Tyler and Juan Carlos Arguello are used to the oddities of urban living. They’ve lived in big cities before – places like Seattle and Los Angeles – and are not the types to seek refuge in the suburbs.
But life in a midtown alley has been a bit more challenging than they expected.
The Arguellos and their two children live in a home facing Blues Alley, a secluded pathway tucked into the northern edge of midtown. Their three-bedroom home was built in 2011, despite the opposition of some neighbors who thought its modern design and size didn’t fit the character of the surrounding area.
The home is one of a handful in Sacramento whose address is an alley. And City Hall wants more of these homes as they push to activate the central city’s alleys. Perhaps there are some lessons to be learned in Blues Alley.
Never miss a local story.
“We were used to a bit more of an urban feel,” Tyler said last week. “And we knew there would be some differences, living in an alley.”
But not this.
When they moved in, the alley was dirt and loose stone, so the Arguellos recently paid to install stone pavers for the portion of the alley in front of their home. Think about that: would you pay for the street in front of your house to be paved?
Traffic in the alley is surprisingly heavy, from cars to utility trucks to UPS vehicles. And drivers speed down the narrow alley; the Arguellos and their children have had some close calls.
There aren’t streetlights in the alley, so the Arguellos installed flood lights in front of their home. They also take care of cutting back weeds and grass in the alley.
Tyler has found needles, empty beer cans, condoms and cigarette butts in front of their home. One harrowing morning, when Juan Carlos opened the garage door to leave for work, a man who had been sleeping against the door fell into the garage.
“We’re not ‘Not In My Backyard’ people,” said Tyler, who teaches social work at California State University, Sacramento. “But it’s a problem when there are used needles lying around.”
Some of these stories are common in downtown and midtown. And there are people who live in alleys in the central city who don’t encounter the same challenges. Perhaps some of the Arguellos’ situation can be attributed to their isolated location: their alley is close to the railroad tracks and in an area frequented by homeless people.
To help limit the challenges, the Arguellos asked the city to place gates at both ends of the alley, as the city has done with some other alleys. That action requires support from a majority of adjacent residents. But the Arguellos didn’t get that support, perhaps due to lingering resentment about the home’s construction.
Still, Councilman Steve Hansen – a downtown dweller who represents midtown – said he’s working on getting gates and making the alley safer.
The city has named the central city alleys and is talking about reviving its focus on promoting development in the pathways, a focus that was shelved during the recession. But so far, at least in the case of Blues Alley, the city’s support of its alley-dwellers has fallen short, Tyler argues.

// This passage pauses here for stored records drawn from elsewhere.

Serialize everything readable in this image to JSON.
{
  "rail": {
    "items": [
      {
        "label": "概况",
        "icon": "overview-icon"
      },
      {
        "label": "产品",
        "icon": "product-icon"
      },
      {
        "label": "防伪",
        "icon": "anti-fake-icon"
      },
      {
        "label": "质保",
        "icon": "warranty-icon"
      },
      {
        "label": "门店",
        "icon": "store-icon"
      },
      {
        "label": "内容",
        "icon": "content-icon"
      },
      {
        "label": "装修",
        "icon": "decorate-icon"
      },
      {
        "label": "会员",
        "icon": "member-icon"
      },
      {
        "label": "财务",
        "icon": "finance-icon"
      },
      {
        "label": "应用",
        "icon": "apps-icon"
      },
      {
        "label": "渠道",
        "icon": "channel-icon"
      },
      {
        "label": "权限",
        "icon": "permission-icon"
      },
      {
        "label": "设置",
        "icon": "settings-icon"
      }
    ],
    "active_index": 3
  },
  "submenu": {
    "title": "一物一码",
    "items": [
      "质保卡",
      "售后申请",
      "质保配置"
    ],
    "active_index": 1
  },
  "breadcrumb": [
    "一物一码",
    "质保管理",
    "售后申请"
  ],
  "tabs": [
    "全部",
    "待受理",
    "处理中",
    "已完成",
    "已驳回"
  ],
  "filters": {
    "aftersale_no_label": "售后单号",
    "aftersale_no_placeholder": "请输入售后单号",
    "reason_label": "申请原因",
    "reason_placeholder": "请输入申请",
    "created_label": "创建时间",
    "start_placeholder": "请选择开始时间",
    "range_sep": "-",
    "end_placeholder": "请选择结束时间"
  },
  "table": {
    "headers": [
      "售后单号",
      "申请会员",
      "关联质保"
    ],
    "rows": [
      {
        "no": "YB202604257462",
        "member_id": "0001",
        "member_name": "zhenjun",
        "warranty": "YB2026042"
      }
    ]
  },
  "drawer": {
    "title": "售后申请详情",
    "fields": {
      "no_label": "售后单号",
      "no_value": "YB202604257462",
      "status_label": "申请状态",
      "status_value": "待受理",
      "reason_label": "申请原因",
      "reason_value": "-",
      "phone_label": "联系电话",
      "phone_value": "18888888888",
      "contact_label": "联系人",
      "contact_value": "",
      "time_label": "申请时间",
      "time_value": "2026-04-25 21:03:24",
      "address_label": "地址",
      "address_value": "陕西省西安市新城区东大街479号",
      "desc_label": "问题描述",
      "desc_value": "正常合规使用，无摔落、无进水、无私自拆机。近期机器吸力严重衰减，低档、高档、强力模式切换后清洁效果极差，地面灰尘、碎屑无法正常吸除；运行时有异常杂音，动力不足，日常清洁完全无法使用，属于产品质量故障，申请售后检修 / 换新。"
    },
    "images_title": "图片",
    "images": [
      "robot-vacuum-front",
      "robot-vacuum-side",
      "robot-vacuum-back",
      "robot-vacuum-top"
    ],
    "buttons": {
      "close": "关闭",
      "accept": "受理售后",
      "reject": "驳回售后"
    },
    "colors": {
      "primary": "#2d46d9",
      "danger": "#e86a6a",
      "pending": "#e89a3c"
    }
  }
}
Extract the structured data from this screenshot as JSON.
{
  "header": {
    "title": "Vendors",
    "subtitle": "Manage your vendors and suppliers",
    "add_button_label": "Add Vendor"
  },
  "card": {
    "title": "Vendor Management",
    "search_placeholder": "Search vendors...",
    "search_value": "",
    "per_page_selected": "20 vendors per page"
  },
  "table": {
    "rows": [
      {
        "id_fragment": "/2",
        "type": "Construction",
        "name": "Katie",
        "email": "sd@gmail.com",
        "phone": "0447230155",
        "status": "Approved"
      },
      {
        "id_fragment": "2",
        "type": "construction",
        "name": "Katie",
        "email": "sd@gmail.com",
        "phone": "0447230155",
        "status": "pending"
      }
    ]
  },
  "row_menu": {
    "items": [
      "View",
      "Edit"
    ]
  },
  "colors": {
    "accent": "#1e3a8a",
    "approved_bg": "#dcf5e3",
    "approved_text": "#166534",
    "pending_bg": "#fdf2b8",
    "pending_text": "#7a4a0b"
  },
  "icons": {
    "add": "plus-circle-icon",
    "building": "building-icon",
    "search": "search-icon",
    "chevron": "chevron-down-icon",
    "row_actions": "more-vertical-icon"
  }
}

“I wouldn’t want my neighbors whose homes face the street to find needles and condoms in front of their homes all the time,” he said. “We’re the ones dealing with these things.”